However, the article itself is in favour of birth control. It details a number of other cultural factors that impact the Chicana attitude towards birth control – from the perceived threat to male masculinity to an unwillingness to challenge the traditionally passive role of the woman – before explaining potential methods that could be used to make contraception more culturally attractive. Only by exploring sources such as these can we begin to uncover the nuances of the true history of birth control, particularly in communities that have traditionally been overlooked when it comes to primary source material.
By using the materials available in Voice and Vision alongside those found in Issues and Identities, we can begin to build an even more thorough picture of the history birth control. From the long, important campaign undertaken by Planned Parenthood, to the attitudes of different cultures, to understanding the topic directly from the voices of women themselves, by researching both parts together, researchers can learn more and delve deeper into this important aspect of women’s history.
To read more about Women’s Studies Archive: Voice and Vision, check out Introducing ‘Women’s Studies Archive: Voice and Vision’. Or to read how Gale Primary Sources can be used to study topical issues around Gender Equality and Women’s Rights, check out: A Male Contraceptive Pill – could this bring greater gender equality? or A Woman’s Role? Why Feminism Is Still Very Much Necessary.
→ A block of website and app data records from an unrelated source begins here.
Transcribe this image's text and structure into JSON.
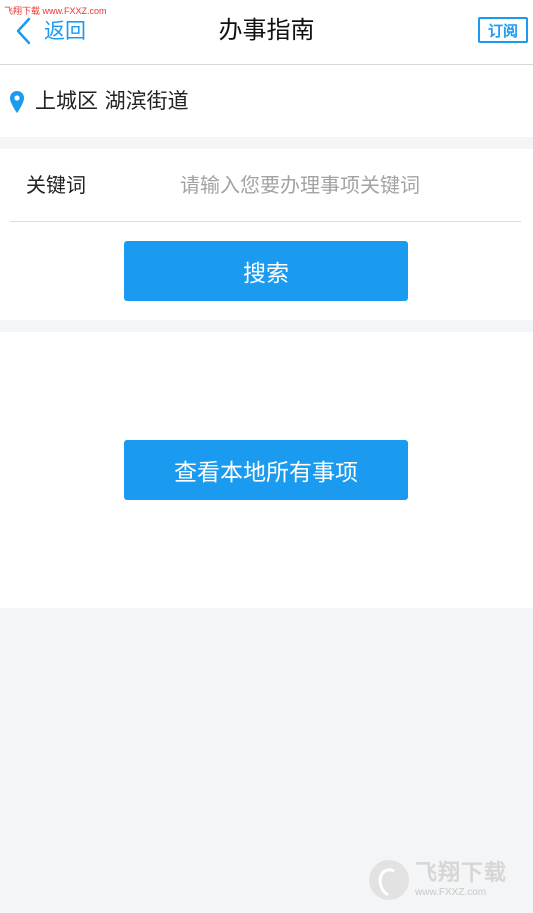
{
  "watermark": {
    "top_text": "飞翔下载 www.FXXZ.com",
    "bottom_main": "飞翔下载",
    "bottom_url": "www.FXXZ.com"
  },
  "header": {
    "back_label": "返回",
    "title": "办事指南",
    "subscribe_label": "订阅"
  },
  "location": {
    "text": "上城区 湖滨街道"
  },
  "search": {
    "label": "关键词",
    "value": "",
    "placeholder": "请输入您要办理事项关键词",
    "button_label": "搜索"
  },
  "list": {
    "view_all_label": "查看本地所有事项"
  },
  "colors": {
    "accent": "#1a9bf0",
    "background": "#f4f5f6",
    "placeholder": "#a3a3a3"
  },
  "icons": {
    "back": "chevron-left-icon",
    "location": "location-pin-icon"
  }
}
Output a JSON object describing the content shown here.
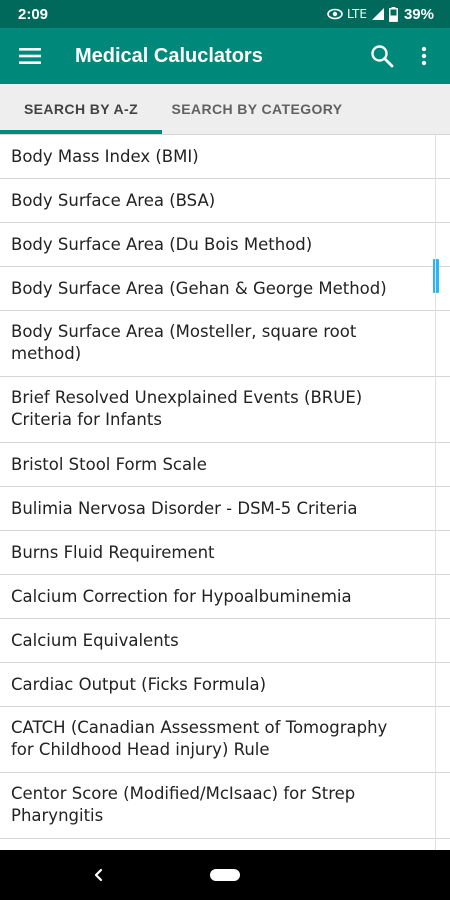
{
  "status_bar": {
    "time": "2:09",
    "network": "LTE",
    "battery": "39%",
    "icons": [
      "eye-icon",
      "signal-icon",
      "battery-icon"
    ]
  },
  "app_bar": {
    "title": "Medical Caluclators",
    "icons": [
      "menu-icon",
      "search-icon",
      "more-vert-icon"
    ]
  },
  "tabs": [
    {
      "label": "SEARCH BY A-Z",
      "active": true
    },
    {
      "label": "SEARCH BY CATEGORY",
      "active": false
    }
  ],
  "list_items": [
    "Body Mass Index (BMI)",
    "Body Surface Area (BSA)",
    "Body Surface Area (Du Bois Method)",
    "Body Surface Area (Gehan & George Method)",
    "Body Surface Area (Mosteller, square root method)",
    "Brief Resolved Unexplained Events (BRUE) Criteria for Infants",
    "Bristol Stool Form Scale",
    "Bulimia Nervosa Disorder - DSM-5 Criteria",
    "Burns Fluid Requirement",
    "Calcium Correction for Hypoalbuminemia",
    "Calcium Equivalents",
    "Cardiac Output (Ficks Formula)",
    "CATCH (Canadian Assessment of Tomography for Childhood Head injury) Rule",
    "Centor Score (Modified/McIsaac) for Strep Pharyngitis"
  ],
  "colors": {
    "status_bar": "#00695c",
    "app_bar": "#00897b",
    "tab_indicator": "#00897b",
    "scroll_thumb": "#29b6f6"
  }
}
Blog post cover image citation: Birth Control pills. Photo by Simone van der Koelen (@simonevdk) on Unsplash.com https://unsplash.com/photos/lSYvRWrNR5U